ENTRIES SUPPLIED:
===

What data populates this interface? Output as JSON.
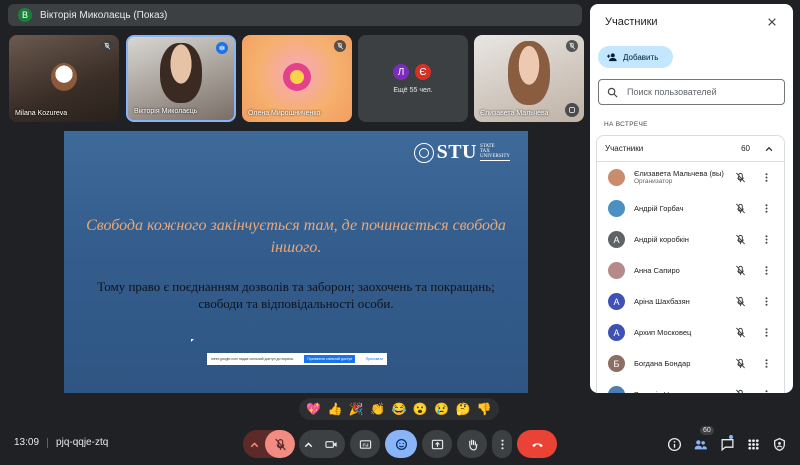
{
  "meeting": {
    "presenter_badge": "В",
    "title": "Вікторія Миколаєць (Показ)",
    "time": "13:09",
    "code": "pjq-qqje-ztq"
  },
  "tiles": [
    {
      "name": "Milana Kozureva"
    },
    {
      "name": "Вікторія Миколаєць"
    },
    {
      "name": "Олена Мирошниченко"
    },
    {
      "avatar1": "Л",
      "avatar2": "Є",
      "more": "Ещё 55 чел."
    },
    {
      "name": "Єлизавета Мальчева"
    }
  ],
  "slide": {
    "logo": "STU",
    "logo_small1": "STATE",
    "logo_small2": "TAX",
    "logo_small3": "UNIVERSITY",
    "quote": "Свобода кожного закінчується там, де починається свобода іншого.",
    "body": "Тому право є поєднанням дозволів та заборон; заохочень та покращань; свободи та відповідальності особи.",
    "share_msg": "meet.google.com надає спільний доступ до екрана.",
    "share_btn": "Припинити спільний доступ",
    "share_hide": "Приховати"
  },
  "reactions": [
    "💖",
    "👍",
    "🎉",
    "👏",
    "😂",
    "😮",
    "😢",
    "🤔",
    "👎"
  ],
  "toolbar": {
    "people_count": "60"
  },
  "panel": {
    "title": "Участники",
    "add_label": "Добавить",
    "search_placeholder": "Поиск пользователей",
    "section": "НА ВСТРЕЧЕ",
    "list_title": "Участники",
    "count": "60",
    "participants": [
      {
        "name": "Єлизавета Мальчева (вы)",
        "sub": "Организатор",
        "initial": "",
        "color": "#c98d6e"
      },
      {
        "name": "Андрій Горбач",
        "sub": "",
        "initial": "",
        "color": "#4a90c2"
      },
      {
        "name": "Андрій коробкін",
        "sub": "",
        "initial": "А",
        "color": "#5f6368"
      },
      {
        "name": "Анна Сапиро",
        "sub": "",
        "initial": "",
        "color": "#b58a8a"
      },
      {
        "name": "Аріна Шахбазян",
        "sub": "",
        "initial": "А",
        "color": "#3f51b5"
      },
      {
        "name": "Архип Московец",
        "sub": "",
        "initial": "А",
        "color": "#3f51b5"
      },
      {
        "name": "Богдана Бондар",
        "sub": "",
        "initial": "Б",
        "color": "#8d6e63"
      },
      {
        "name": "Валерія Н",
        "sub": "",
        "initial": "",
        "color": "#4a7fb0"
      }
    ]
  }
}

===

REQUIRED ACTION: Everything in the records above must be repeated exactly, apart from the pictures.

WRITTEN ANSWER:
What data populates this interface? Output as JSON.
{
  "meeting": {
    "presenter_badge": "В",
    "title": "Вікторія Миколаєць (Показ)",
    "time": "13:09",
    "code": "pjq-qqje-ztq"
  },
  "tiles": [
    {
      "name": "Milana Kozureva"
    },
    {
      "name": "Вікторія Миколаєць"
    },
    {
      "name": "Олена Мирошниченко"
    },
    {
      "avatar1": "Л",
      "avatar2": "Є",
      "more": "Ещё 55 чел."
    },
    {
      "name": "Єлизавета Мальчева"
    }
  ],
  "slide": {
    "logo": "STU",
    "logo_small1": "STATE",
    "logo_small2": "TAX",
    "logo_small3": "UNIVERSITY",
    "quote": "Свобода кожного закінчується там, де починається свобода іншого.",
    "body": "Тому право є поєднанням дозволів та заборон; заохочень та покращань; свободи та відповідальності особи.",
    "share_msg": "meet.google.com надає спільний доступ до екрана.",
    "share_btn": "Припинити спільний доступ",
    "share_hide": "Приховати"
  },
  "reactions": [
    "💖",
    "👍",
    "🎉",
    "👏",
    "😂",
    "😮",
    "😢",
    "🤔",
    "👎"
  ],
  "toolbar": {
    "people_count": "60"
  },
  "panel": {
    "title": "Участники",
    "add_label": "Добавить",
    "search_placeholder": "Поиск пользователей",
    "section": "НА ВСТРЕЧЕ",
    "list_title": "Участники",
    "count": "60",
    "participants": [
      {
        "name": "Єлизавета Мальчева (вы)",
        "sub": "Организатор",
        "initial": "",
        "color": "#c98d6e"
      },
      {
        "name": "Андрій Горбач",
        "sub": "",
        "initial": "",
        "color": "#4a90c2"
      },
      {
        "name": "Андрій коробкін",
        "sub": "",
        "initial": "А",
        "color": "#5f6368"
      },
      {
        "name": "Анна Сапиро",
        "sub": "",
        "initial": "",
        "color": "#b58a8a"
      },
      {
        "name": "Аріна Шахбазян",
        "sub": "",
        "initial": "А",
        "color": "#3f51b5"
      },
      {
        "name": "Архип Московец",
        "sub": "",
        "initial": "А",
        "color": "#3f51b5"
      },
      {
        "name": "Богдана Бондар",
        "sub": "",
        "initial": "Б",
        "color": "#8d6e63"
      },
      {
        "name": "Валерія Н",
        "sub": "",
        "initial": "",
        "color": "#4a7fb0"
      }
    ]
  }
}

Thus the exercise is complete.